The Pentagon, in an unusually swift reaction to the disclosure that the Navy paid $1,800 for two ashtrays for an airplane, relieved a rear admiral and two other officers of their duties at Miramar Naval Air Station in San Diego Thursday.
The move, rarely taken against senior officers and equally rare in procurement matters, was announced by Defense Secretary Caspar W. Weinberger only moments after the three officers had been told about the decision. The defense secretary was described by aides as “furious” and “very angry” about the price paid for the ashtrays and about the purchase of a socket wrench for $404.

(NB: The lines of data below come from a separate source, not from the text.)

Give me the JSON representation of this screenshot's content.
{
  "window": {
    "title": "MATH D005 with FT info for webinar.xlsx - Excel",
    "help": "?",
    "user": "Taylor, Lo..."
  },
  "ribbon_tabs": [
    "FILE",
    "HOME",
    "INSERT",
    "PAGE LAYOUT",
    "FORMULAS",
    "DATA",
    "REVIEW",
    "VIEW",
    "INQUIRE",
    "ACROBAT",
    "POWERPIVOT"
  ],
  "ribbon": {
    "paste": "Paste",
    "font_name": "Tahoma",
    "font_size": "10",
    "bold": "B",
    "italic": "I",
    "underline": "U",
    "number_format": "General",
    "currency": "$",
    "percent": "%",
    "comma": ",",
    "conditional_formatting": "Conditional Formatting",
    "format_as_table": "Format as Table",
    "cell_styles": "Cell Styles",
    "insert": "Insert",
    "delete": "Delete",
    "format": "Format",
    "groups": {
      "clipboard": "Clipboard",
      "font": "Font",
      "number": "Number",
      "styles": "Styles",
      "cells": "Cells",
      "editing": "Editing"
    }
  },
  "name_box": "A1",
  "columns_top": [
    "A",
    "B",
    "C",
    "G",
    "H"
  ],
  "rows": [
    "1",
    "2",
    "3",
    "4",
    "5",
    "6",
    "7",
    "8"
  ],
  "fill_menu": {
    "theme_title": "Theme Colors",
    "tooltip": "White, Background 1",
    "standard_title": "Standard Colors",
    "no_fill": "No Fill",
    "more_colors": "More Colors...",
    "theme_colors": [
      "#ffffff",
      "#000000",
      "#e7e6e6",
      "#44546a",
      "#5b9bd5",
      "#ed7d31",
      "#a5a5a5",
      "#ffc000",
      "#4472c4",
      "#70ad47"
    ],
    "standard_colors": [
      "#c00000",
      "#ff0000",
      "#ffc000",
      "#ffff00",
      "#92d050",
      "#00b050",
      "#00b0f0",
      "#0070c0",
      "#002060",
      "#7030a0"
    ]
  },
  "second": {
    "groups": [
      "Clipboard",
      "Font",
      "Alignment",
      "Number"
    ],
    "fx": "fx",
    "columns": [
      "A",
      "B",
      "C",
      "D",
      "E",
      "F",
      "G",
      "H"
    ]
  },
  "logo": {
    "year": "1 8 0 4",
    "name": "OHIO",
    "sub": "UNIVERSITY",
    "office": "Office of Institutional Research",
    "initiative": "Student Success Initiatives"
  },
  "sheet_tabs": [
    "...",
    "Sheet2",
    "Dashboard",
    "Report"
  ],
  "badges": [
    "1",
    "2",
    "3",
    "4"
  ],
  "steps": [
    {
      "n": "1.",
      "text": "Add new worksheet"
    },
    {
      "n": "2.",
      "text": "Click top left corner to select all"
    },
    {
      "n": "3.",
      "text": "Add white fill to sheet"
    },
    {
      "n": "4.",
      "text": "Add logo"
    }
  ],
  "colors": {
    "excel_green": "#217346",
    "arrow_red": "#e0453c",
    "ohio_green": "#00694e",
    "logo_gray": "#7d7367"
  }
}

More Ashtrays Bought
But the decision left some Navy officers thinking that “Weinberger is conducting a whitewash and has just ramrodded three naval officers,” according to one Navy officer at the Pentagon. He said that none of the officers involved in the decision were assigned to the base at the time the purchases were made in 1981. But Pentagon spokesman Michael I. Burch said that similar ashtrays were purchased for about $660 each after the three men reported for duty at Miramar.
“There was no excuse for it,” Weinberger said. “The item was identified specifically, and the outrageous price was identified.”
He said that two persons had signed the purchase order. A Navy spokesman said that such documents usually are handled by low-ranking servicemen or civilians, but no action against other personnel has been announced.
“Nobody paid the slightest attention to the basic idea that the price bore no relationship whatever to the value of the item procured,” Weinberger said at a news conference, describing the purchase as “that particularly silly transaction.” He suggested banning smoking aboard naval airplanes or using “old mayonnaise jars” as ashtrays.
The three officers were identified by the Navy as Rear Adm. Thomas J. Cassidy Jr., commander of the Navy’s Pacific fighter fleet; Capt. Gary E. Hakanson, the commanding officer of the Miramar Naval Air Station, and Cmdr. Jerry L. Fronabarger, the air station’s supply officer.
Hakanson said in a telephone interview from his home that he was “devastated” that he had been relieved of his command.
“The ashtray thing was before my time,” Hakanson said. “I just don’t have the facts as to why I was relieved. . . . I just was informed by telephone. It’s very much a surprise to me. I’m standing by, waiting to find out what the rationale is.”
Hakanson, a 26-year Navy veteran, assumed command of the air station in April, 1983. Cassidy, a 22-year veteran, took command of the Pacific Fleet’s Fighter Airborne Early Warning Wing in August, 1983, assuming responsibility for all F-14 fighter and E-2 early warning squadrons in the Pacific. The Navy said that details of Fronabarger’s 18-year career were not available.
On Tuesday evening, the Pentagon had said that, if warranted, punitive steps would be taken against those responsible for the purchases “after a full investigation.” Only hours after Weinberger’s announcement Thursday, the Navy said that an investigation was being conducted.
The Navy officer at the Pentagon, complaining that the step was taken “without any due process of law,” tied the move to Weinberger’s difficulty in obtaining congressional approval for Pentagon budget requests.
“I think it’s kind of smelly. What it really smacks of is Washington politics, because Weinberger has a credibility problem. That problem is not the admiral’s and captain’s problem. They’re trying to run that base as best they can,” he said.
The ashtrays were purchased from Grumman Aerospace Corp. of Bethpage, N.Y., which has said that it would refund $4,270 for the cost of seven ashtrays for the E-2C Hawkeye airplane.
Burch, assistant secretary of defense for public affairs, said that, although the first purchases were made in 1981, they continued “into this year.”
“These guys may not be guilty of the original sin, but they kept on ordering them,” he said.
The disclosure about the ashtrays and socket wrench is the latest in a series of purchases for airplanes that have raised questions about the Pentagon’s procurement practices and its control over prices charged by suppliers.
In recent months, it has been disclosed that the Navy paid $640 for a toilet seat cover for P3-C Orion submarine-hunter airplanes, but the price was eventually reduced to $100. In addition, $7,622 was paid for a coffee maker and $435 for a hammer.
Staff writer David Freed, in San Diego, contributed to this story.